This section is the text that gets put into
# KILL_HOSTS_DENY="ALL: $TARGET$"
Here, any external command (or script etc.) may be called.
#KILL_RUN_CMD="/some/path/here/script $TARGET$ $PORT$"
As an example, altering the firewall could be here as well.
This is the number of port connects that portsentry allows before an alarm goes up, the default is 0, 1 is usually pretty safe as well (to keep down the false alarms).
This is a message that can be sent back to the person who
tripped portsentry, unless they are using a very verbose tool it
usually ends up in a logfile on their system (on NetBSD it ends up in
#PORT_BANNER="** UNAUTHORIZED ACCESS PROHIBITED *** YOUR CONNECTION ATTEMPT HAS BEEN LOGGED. GO AWAY."
The nmap utility is a portscanner. It can scan one host, a network or combinations therein.
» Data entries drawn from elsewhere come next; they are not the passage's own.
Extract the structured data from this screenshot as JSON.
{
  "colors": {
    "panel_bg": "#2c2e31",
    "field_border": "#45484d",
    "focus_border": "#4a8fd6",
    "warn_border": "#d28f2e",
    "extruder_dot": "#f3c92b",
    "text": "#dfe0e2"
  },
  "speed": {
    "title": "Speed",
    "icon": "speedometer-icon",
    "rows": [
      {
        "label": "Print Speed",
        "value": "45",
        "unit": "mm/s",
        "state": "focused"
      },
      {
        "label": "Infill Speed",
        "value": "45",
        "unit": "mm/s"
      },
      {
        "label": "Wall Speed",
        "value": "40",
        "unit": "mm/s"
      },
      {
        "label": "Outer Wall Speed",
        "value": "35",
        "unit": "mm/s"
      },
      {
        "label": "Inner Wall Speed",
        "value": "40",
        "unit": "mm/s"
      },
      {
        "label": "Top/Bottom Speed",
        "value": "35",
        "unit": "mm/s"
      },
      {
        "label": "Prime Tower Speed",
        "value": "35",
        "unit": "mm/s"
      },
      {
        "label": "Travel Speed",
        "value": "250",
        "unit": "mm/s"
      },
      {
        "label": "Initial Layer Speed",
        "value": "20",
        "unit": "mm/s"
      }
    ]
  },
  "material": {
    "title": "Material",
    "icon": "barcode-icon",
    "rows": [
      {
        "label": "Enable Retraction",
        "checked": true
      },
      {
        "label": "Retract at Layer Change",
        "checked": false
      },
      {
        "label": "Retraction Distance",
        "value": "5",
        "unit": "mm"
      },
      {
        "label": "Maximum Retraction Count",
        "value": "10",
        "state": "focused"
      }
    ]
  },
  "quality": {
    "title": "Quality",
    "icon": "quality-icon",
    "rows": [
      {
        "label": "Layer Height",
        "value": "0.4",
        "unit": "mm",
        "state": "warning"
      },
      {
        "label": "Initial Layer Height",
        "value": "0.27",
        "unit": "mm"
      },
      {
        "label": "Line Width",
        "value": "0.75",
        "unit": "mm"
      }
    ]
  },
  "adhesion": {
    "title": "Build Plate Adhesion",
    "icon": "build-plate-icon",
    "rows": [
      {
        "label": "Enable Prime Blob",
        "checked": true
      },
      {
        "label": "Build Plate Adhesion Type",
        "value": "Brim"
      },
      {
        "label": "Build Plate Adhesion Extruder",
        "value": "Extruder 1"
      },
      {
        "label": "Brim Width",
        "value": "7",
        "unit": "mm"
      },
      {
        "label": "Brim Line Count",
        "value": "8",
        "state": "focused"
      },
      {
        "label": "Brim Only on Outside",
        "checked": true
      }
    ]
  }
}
It is currently in the pkgsrc tree.
# cd /usr/pkgsrc/net/nmap # make && make install
The nmap utility has a lot of options, we will look at three examples:
scanning one host
scanning several hosts
scanning a NetBSD firewall
For this example we will use a pretty insecure system on an internal network:
%nmap -P0 172.16.14.12 Starting nmap V. 2.53 by firstname.lastname@example.org ( www.insecure.org/nmap/ ) Interesting ports on marie.ipsosasi.net (172.16.14.12): (The 1504 ports scanned but not shown below are in state: closed) Port State Service 7/tcp open echo 9/tcp open discard 13/tcp open daytime 19/tcp open chargen 21/tcp open ftp 23/tcp open telnet 37/tcp open time 111/tcp open sunrpc . . .
Now lets look at a whole bunch of machines!
%nmap -P0 172.16.14.0/24 >nmap.out
Whenever it is either done (which could be awhile) or interrupted/stopped take a peek at the file where all of the information was dumped, following is a sample from the network I scanned:
Starting nmap V. 2.53 by email@example.com ( www.insecure.org/nmap/ ) All 1523 scanned ports on (172.16.14.0) are: closed Interesting ports on somename.blah.net (172.16.14.1): (The 1521 ports scanned but not shown below are in state: filtered) Port State Service 23/tcp open telnet 68/tcp closed bootpc All 1523 scanned ports on somename.blah.net (172.16.14.2) are: closed Interesting ports on somename.blah.net (172.16.14.3): (The 1520 ports scanned but not shown below are in state: closed) Port State Service 23/tcp open telnet 79/tcp open finger 80/tcp open http Interesting ports on somename.blah.net (172.16.14.4): (The 1513 ports scanned but not shown below are in state: closed) Port State Service 7/tcp open echo 9/tcp open discard 19/tcp open chargen ...
Last but definitely not least, lets nail a firewall:
Starting nmap V. 2.53 by firstname.lastname@example.org ( www.insecure.org/nmap/ ) Interesting ports on (188.8.131.52): (The 1522 ports scanned but not shown below are in state: filtered) Port State Service 22/tcp open ssh Nmap run completed -- 1 IP address (1 host up) scanned in 772 seconds
Now that is more like it.